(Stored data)
* * * * * * * * *

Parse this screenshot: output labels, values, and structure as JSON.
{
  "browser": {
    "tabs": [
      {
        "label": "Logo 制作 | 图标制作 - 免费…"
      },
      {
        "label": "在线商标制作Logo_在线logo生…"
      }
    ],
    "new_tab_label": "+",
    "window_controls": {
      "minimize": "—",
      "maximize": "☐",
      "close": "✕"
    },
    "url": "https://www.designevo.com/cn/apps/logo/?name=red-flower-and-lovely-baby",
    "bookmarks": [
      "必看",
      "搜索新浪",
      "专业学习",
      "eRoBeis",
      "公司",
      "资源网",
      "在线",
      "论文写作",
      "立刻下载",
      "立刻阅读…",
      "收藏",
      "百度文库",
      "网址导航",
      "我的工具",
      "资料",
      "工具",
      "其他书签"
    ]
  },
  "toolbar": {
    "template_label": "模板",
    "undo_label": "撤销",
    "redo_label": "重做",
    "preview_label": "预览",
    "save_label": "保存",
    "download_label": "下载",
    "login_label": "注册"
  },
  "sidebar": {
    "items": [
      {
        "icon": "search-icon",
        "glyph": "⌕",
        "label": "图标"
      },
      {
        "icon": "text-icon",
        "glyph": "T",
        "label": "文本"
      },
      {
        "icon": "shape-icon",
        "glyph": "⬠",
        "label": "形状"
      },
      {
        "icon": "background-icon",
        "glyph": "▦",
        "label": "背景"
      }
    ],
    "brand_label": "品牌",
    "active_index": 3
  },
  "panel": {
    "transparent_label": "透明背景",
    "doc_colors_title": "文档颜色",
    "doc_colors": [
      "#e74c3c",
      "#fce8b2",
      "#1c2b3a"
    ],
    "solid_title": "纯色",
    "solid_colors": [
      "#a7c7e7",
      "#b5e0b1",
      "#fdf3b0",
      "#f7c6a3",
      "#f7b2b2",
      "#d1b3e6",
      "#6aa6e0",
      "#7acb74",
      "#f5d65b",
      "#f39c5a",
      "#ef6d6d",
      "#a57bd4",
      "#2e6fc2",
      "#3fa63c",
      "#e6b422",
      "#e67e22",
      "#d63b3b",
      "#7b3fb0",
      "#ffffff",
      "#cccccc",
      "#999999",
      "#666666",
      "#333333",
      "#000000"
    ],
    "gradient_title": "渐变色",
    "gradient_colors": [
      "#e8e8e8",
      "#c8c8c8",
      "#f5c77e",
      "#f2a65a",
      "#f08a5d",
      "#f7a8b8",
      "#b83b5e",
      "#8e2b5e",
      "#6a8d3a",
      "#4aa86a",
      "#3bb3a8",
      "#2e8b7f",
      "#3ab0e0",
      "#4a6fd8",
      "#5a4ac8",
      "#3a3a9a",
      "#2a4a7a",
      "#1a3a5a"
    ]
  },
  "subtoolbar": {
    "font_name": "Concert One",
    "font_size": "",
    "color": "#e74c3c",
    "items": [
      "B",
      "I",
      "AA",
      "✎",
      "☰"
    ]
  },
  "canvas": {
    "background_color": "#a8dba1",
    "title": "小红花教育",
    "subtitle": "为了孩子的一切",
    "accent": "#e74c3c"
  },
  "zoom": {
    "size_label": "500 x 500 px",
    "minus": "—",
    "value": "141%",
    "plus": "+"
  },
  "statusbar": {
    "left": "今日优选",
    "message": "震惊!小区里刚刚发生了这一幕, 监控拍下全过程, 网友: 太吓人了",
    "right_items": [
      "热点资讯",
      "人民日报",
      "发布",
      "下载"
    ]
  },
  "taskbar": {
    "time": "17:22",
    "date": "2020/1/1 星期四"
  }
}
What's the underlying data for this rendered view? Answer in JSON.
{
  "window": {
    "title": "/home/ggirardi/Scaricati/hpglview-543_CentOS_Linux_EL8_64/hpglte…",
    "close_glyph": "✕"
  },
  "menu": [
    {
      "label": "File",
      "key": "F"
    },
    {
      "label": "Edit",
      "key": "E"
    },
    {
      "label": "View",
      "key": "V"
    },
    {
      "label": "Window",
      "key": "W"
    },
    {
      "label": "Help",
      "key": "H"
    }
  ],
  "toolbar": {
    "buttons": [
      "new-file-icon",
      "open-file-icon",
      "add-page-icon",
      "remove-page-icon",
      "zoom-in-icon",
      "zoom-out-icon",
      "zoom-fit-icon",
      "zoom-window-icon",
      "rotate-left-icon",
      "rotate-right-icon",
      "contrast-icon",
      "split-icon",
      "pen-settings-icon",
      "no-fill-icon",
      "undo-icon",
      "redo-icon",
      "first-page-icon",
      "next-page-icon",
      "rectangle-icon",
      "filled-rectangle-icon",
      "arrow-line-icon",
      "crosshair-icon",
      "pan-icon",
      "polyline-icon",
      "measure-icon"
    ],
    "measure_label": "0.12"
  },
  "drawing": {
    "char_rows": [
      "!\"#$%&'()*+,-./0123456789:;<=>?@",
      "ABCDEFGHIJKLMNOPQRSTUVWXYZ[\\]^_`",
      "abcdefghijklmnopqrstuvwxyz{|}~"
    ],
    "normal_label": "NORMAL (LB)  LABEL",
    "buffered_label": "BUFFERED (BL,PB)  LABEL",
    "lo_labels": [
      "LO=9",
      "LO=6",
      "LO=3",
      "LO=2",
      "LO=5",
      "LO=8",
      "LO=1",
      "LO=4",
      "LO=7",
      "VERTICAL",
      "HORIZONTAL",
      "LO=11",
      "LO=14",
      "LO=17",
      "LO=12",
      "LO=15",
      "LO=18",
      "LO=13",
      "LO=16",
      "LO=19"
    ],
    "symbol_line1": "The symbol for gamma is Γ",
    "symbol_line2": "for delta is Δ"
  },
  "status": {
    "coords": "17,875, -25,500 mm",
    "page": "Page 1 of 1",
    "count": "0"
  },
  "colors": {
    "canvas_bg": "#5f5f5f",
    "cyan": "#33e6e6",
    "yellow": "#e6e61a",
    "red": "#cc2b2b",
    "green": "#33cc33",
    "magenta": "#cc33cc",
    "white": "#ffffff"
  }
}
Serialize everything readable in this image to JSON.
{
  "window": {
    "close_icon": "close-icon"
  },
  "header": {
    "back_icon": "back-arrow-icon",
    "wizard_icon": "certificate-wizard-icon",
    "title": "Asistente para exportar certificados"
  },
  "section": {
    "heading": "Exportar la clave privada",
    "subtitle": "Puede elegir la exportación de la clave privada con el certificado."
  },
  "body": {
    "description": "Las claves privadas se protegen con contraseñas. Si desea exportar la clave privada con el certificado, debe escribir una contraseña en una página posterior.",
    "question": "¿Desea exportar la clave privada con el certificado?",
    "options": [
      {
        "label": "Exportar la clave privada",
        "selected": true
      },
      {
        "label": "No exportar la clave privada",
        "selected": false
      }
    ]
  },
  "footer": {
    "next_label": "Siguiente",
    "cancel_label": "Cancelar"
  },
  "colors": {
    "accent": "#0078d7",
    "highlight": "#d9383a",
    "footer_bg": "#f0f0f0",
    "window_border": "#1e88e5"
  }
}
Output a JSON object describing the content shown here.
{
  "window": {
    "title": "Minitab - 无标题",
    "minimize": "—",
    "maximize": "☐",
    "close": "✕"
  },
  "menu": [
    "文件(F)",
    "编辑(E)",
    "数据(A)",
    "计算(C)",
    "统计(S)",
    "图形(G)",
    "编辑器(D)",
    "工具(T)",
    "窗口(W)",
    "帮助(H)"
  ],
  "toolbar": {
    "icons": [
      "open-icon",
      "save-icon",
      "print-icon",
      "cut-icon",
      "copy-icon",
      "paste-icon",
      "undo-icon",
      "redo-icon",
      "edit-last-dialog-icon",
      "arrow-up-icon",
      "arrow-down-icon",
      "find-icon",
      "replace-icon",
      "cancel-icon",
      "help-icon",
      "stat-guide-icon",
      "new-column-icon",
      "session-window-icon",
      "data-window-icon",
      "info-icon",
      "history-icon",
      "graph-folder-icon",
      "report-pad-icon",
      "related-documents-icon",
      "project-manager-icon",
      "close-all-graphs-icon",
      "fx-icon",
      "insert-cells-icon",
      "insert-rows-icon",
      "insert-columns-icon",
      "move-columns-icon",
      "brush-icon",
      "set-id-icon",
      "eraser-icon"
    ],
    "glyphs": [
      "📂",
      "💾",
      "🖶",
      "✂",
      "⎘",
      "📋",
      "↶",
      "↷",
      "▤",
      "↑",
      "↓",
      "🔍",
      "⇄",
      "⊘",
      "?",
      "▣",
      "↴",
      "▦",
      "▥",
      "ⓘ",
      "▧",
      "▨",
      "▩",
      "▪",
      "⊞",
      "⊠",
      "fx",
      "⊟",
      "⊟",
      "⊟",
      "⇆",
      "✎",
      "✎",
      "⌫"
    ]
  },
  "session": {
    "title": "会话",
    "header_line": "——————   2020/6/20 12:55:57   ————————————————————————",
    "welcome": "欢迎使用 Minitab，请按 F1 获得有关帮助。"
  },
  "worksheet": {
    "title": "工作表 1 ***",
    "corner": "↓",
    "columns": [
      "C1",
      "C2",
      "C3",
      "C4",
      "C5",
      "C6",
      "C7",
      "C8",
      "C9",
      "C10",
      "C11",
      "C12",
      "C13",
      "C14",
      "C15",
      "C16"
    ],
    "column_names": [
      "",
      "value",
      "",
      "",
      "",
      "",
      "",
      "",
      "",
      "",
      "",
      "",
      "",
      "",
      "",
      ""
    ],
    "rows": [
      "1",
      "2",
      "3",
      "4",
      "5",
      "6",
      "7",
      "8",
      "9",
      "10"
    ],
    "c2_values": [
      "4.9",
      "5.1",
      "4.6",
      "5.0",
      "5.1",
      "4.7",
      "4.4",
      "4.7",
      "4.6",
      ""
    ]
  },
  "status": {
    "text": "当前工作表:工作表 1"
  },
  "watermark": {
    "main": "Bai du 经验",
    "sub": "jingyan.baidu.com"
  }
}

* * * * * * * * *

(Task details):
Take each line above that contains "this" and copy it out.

(Result of the exercise):
Parse this screenshot: output labels, values, and structure as JSON.
What's the underlying data for this rendered view? Answer in JSON.
Serialize everything readable in this image to JSON.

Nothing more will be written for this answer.